- The hammer head breaks when trying to drive a nail into the wall because the material of the hammer head does not have sufficient strength. The lack of strength was determined by testing and the probability of the hammer head breaking during its otherwise expected life is given as 1/10 given the strength value determined.
- One of the fragments of the hammer hits the user. The probability of this event is given as 1/10. It is assumed that the area of the upper body exposed to the fragments thrown away is equal to 1/10 of the hemisphere lying in front of the wall. Of course, the closer the user is to the wall, the larger the part of the hemisphere his body will occupy and the higher the probability of.
- The fragment hits the user in the head. The head is estimated to be about 1/3 of the torso, so the probability is 1/3.
- The fragment hits the user in the eye. The eyes are assumed to be about 1/20 of the area of the head, so the probability is 1/20.
Multiply the individual probabilities of the described steps. The scenario results in an overall probability of
P = 1/10 x 1/10 x 1/3 x 1/20 = 1/6 000.
This corresponds to the category> 1/10 000.
Table 4: Degree of risk as a result of the combination of severity of injury and probability
Step 6: Take the risk level from table 4
After you have determined the severity of the injury and the probability of occurrence – if possible for several injury scenarios – take the risk level from Table 4. This distinguishes four degrees of risk: serious, high, medium and low.

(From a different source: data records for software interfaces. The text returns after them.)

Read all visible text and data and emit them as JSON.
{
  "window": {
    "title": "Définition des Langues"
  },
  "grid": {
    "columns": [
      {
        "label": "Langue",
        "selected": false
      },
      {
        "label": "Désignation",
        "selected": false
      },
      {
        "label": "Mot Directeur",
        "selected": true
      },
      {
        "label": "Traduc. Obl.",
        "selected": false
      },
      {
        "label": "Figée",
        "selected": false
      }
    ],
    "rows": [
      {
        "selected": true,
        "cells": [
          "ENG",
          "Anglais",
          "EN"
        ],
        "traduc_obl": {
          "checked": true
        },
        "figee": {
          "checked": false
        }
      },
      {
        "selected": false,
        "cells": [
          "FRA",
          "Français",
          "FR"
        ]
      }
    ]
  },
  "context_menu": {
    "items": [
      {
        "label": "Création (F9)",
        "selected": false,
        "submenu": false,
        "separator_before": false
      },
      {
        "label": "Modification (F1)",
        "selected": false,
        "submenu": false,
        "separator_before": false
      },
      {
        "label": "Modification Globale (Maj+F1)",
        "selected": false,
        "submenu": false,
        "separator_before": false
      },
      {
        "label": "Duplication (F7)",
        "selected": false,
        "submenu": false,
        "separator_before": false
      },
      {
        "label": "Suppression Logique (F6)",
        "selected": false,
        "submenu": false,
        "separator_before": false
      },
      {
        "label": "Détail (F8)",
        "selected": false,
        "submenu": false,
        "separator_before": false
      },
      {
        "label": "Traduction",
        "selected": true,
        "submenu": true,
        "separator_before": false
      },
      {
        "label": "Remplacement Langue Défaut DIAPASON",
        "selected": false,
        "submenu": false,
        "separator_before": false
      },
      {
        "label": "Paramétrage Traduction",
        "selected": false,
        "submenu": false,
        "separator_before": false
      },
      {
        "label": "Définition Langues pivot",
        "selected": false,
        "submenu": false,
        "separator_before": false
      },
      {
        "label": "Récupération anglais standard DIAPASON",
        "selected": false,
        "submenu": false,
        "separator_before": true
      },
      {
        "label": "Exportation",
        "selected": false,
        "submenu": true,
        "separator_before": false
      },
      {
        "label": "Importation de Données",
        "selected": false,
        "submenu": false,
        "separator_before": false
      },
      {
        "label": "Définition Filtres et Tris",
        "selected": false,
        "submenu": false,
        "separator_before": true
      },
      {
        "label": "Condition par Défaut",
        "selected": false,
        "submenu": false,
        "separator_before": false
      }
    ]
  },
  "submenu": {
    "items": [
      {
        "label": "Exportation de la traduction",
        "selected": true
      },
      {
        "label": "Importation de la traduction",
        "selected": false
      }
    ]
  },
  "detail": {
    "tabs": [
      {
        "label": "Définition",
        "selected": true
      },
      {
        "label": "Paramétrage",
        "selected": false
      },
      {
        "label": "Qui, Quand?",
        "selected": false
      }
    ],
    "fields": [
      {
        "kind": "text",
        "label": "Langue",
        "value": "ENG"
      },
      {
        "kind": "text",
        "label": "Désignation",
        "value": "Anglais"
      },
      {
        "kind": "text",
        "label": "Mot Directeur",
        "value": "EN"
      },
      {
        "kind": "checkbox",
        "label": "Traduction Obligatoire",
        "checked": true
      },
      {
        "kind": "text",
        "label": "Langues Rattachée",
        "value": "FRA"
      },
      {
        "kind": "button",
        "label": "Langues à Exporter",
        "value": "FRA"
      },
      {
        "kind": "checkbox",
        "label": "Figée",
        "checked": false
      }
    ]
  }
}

Using the values for the severity of injury (here: 3) and the probability of occurrence (here: 1/6000), you can now determine the probability of damage during the expected lifetime of the product.
The probability is within the class">1/10.000", the severity of the injury is "3". This results in an overall risk level of "H respectively. "high".
To conclude your risk assessment, you should check the plausibility of the risk level. For example, you can check whether you have used the best available information for your estimates and assumptions for your risk assessment. Feedback from other professionals and colleagues may also be helpful.
To summarize: For the example described, no RAPEX notification would be required. Nevertheless, it is a dangerous product that must be addressed with appropriate measures by the market surveillance authorities.